“You're going to die for one of your team mates and no one (in the media) will write about it afterwards. To achieve (this type of attitude) there has to be a cohesive group,” said one of the cyclists who was interviewed by NHH researchers.
In cycling, it is not possible to win a race without a top team, but almost all the glory and fame go to the one person who wins the race thanks to the efforts of the entire team.
Competing in gruelling team competitions such as the Tour De France can serve up problems that are also well-known for other forms of group work.
Professor Vidar Schei and Associate Professor Therese Sverdrup of the Department of Strategy and Management at NHH have, together with former master's student Katrine Netland, studied what is required for the entire team to give their all, even if they have to put the success of the group ahead of personal gain .
To shed light on the tension between individual and collective goals, the researchers conducted in-depth interviews with both athletes and sports directors. The responses clearly demonstrate that cooperation is important, but it can also be extremely difficult.
One of the respondents stated the following: “Cycling is a team sport where everyone on the team has a different assignment. In order to win, each one of us is totally dependent on having a team that works together.”

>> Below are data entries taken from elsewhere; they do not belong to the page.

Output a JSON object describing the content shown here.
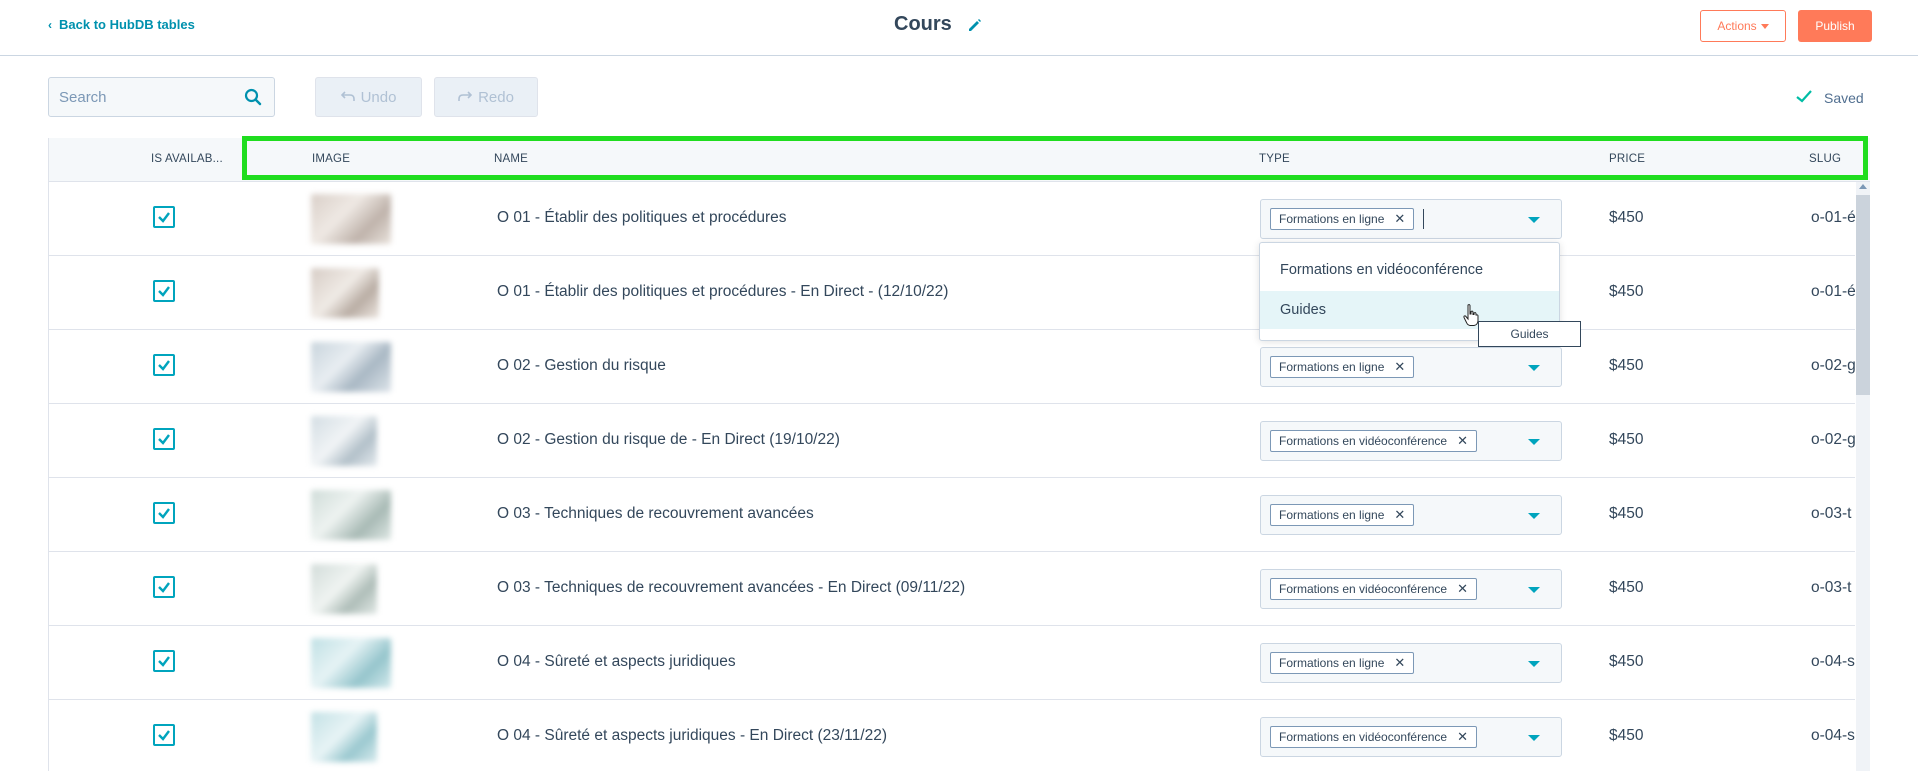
{
  "header": {
    "back_label": "Back to HubDB tables",
    "title": "Cours",
    "actions_label": "Actions",
    "publish_label": "Publish"
  },
  "toolbar": {
    "search_placeholder": "Search",
    "undo_label": "Undo",
    "redo_label": "Redo",
    "saved_label": "Saved"
  },
  "columns": [
    "IS AVAILAB...",
    "IMAGE",
    "NAME",
    "TYPE",
    "PRICE",
    "SLUG"
  ],
  "rows": [
    {
      "available": true,
      "name": "O 01 - Établir des politiques et procédures",
      "type": "Formations en ligne",
      "price": "$450",
      "slug": "o-01-é"
    },
    {
      "available": true,
      "name": "O 01 - Établir des politiques et procédures - En Direct - (12/10/22)",
      "type": "",
      "price": "$450",
      "slug": "o-01-é"
    },
    {
      "available": true,
      "name": "O 02 - Gestion du risque",
      "type": "Formations en ligne",
      "price": "$450",
      "slug": "o-02-g"
    },
    {
      "available": true,
      "name": "O 02 - Gestion du risque de - En Direct (19/10/22)",
      "type": "Formations en vidéoconférence",
      "price": "$450",
      "slug": "o-02-g"
    },
    {
      "available": true,
      "name": "O 03 - Techniques de recouvrement avancées",
      "type": "Formations en ligne",
      "price": "$450",
      "slug": "o-03-t"
    },
    {
      "available": true,
      "name": "O 03 - Techniques de recouvrement avancées - En Direct (09/11/22)",
      "type": "Formations en vidéoconférence",
      "price": "$450",
      "slug": "o-03-t"
    },
    {
      "available": true,
      "name": "O 04 - Sûreté et aspects juridiques",
      "type": "Formations en ligne",
      "price": "$450",
      "slug": "o-04-s"
    },
    {
      "available": true,
      "name": "O 04 - Sûreté et aspects juridiques - En Direct (23/11/22)",
      "type": "Formations en vidéoconférence",
      "price": "$450",
      "slug": "o-04-s"
    }
  ],
  "dropdown": {
    "options": [
      "Formations en vidéoconférence",
      "Guides"
    ],
    "hovered_index": 1,
    "tooltip": "Guides"
  },
  "colors": {
    "accent": "#00a4bd",
    "brand_orange": "#ff7a59",
    "highlight": "#1fdd1f",
    "text": "#33475b"
  },
  "icons": {
    "back": "chevron-left-icon",
    "edit": "pencil-icon",
    "search": "search-icon",
    "undo": "undo-icon",
    "redo": "redo-icon",
    "saved": "check-icon",
    "checkbox": "checkbox-checked-icon",
    "remove_tag": "close-icon",
    "dropdown": "caret-down-icon"
  }
}
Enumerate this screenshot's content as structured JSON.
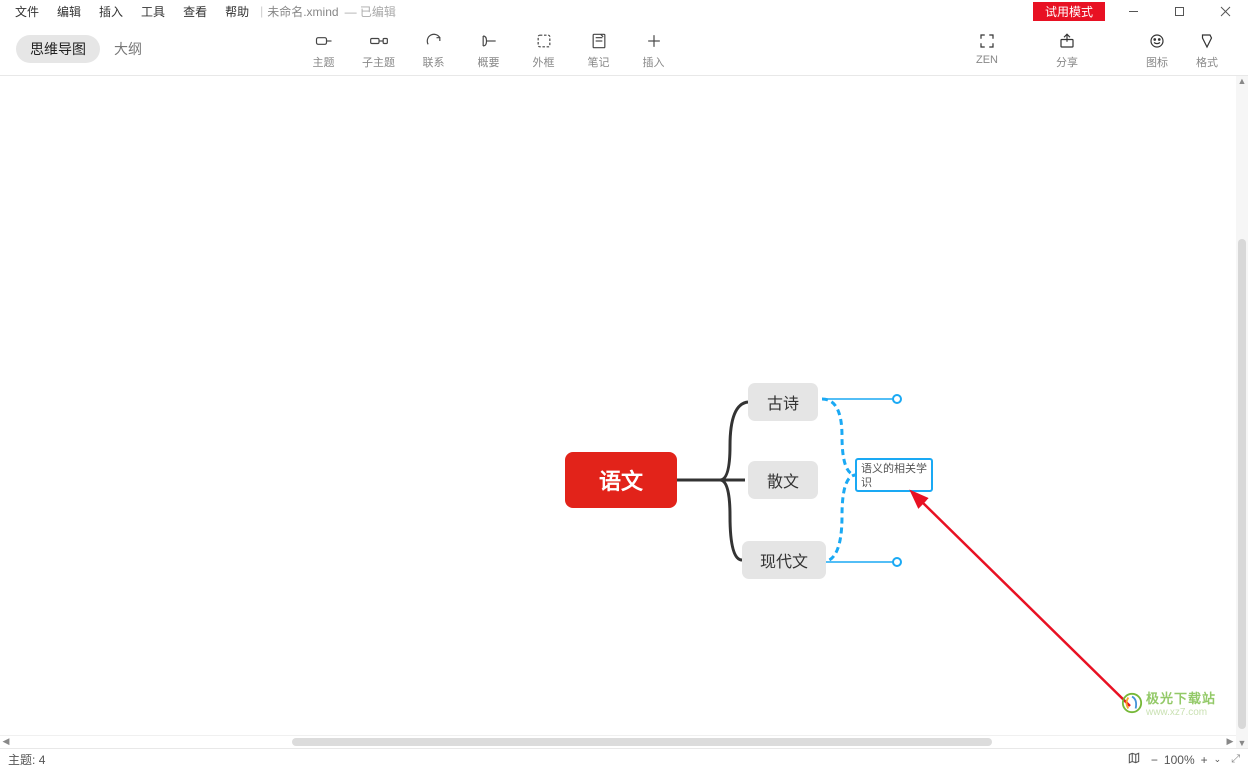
{
  "menu": {
    "file": "文件",
    "edit": "编辑",
    "insert": "插入",
    "tools": "工具",
    "view": "查看",
    "help": "帮助"
  },
  "title": {
    "filename": "未命名.xmind",
    "status": "— 已编辑"
  },
  "trial_badge": "试用模式",
  "view_toggle": {
    "mindmap": "思维导图",
    "outline": "大纲"
  },
  "tools": {
    "topic": "主题",
    "subtopic": "子主题",
    "relationship": "联系",
    "summary": "概要",
    "boundary": "外框",
    "notes": "笔记",
    "insert": "插入"
  },
  "right_tools": {
    "zen": "ZEN",
    "share": "分享",
    "markers": "图标",
    "style": "格式"
  },
  "nodes": {
    "central": "语文",
    "c1": "古诗",
    "c2": "散文",
    "c3": "现代文",
    "summary": "语义的相关学识"
  },
  "status": {
    "topic_count_label": "主题:",
    "topic_count": "4",
    "zoom": "100%"
  },
  "watermark": {
    "name": "极光下载站",
    "sub": "www.xz7.com"
  }
}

However, the need to cooperate is challenged by the winner receiving all the attention.
“If you are number two, you have actually lost, because the winner gets all the attention,” said one cyclist.
Since no points are awarded for assisting, the results also do not appear in the statistics.
“The media often questions why he is on that team; the guy who has no results. It can be quite painful when you have put in a huge effort for the team,” said another cyclist.
It is emphasised that the team is totally dependent on having pro-social riders. Those who do not “cycle for the team”, but for themselves, can cause divisions and frustration.
“We see how important it is to clarify expectations and unwritten rules in a cooperative situation. This is especially the case at the start, but can also be so during the process to determine whether these expectations can be maintained or breached,” says Professor Vidar Schei.
In order to analyse the dynamic in the groups, the researchers drew on three central mechanisms that influence behaviour: social mechanisms, authoritarian mechanisms and reward mechanisms.
Social mechanisms have an impact through group norms, for example, by expecting an act to be reciprocated. If the norms are violated, punishment can be expected from the rest of the group. Authoritarian mechanisms have a direct impact through instructions and rules, while reward mechanisms work through established incentives, whereby the individual will perform to achieve these.
Through the interviews, the researchers found that both authoritarian control and reward mechanisms are used to promote cooperation, but that these are not as effective as social mechanisms.
“Social norms are more effective because they are linked more to inner motivation. The norms vary and can therefore be changed in line with the development of relationships,” says Therese Sverdrup.
According to Sverdrup, they are therefore both stronger and more flexible than the other mechanisms.
The researchers divide the social mechanisms into three main principles:
Involving the athletes produces better decisions, since the riders, for example, know best themselves what shape they are in. If everyone is involved in defining rules, goals and a vision to be followed, this gives a feeling of ownership and responsibility. Cohesion in the group is emphasised as being especially important for everyone to move in the same direction and sacrifice their own personal gains.
“It is easier to help a friend than a colleague,” said one respondent.
To improve cohesion, the teams arrange general team-building exercises, but they also have meetings at which they take personality tests, assess personality types and talk about communication. The goal is to better understand each other - why each person says what he says and acts like he does.
A third important factor is the psychological contract that is created between the athletes. The contract can include a feeling of responsibility for the team members so that they, for example, give everything to help someone who is in a position to do well.
If someone breaches the psychological contract, this can become a major problem.
“If a person is loyal, I have no problem making sacrifices for him, because I know the situation may be reversed another time. If he is not loyal, it becomes worse,” said one cyclist.
“If the psychological contract works, it creates unbelievable strength and good results,” said another.
Compared with many foreign countries, Norwegian workplaces are characterised by a flat structure which works well in this context. However, there can still be conflict between a clear ideal of personal success and the need for teamwork.
“Companies plan personal success through bonuses and grading schemes. This can often undermine teamwork and cooperation, and the sharing of knowledge in particular can suffer,” says Schei.
However, the researchers emphasise that there are also challenges associated with emphasising the social mechanisms.
“Misunderstandings and breaches can arise because the mechanisms can be difficult to talk about and put into words. The people involved must understand the mechanisms and the leader must follow the development of the mechanisms in order to manage possible breaches. For some it is perhaps easier to follow the authoritarian mechanism, because it is clear what is expected,” Sverdrup concludes.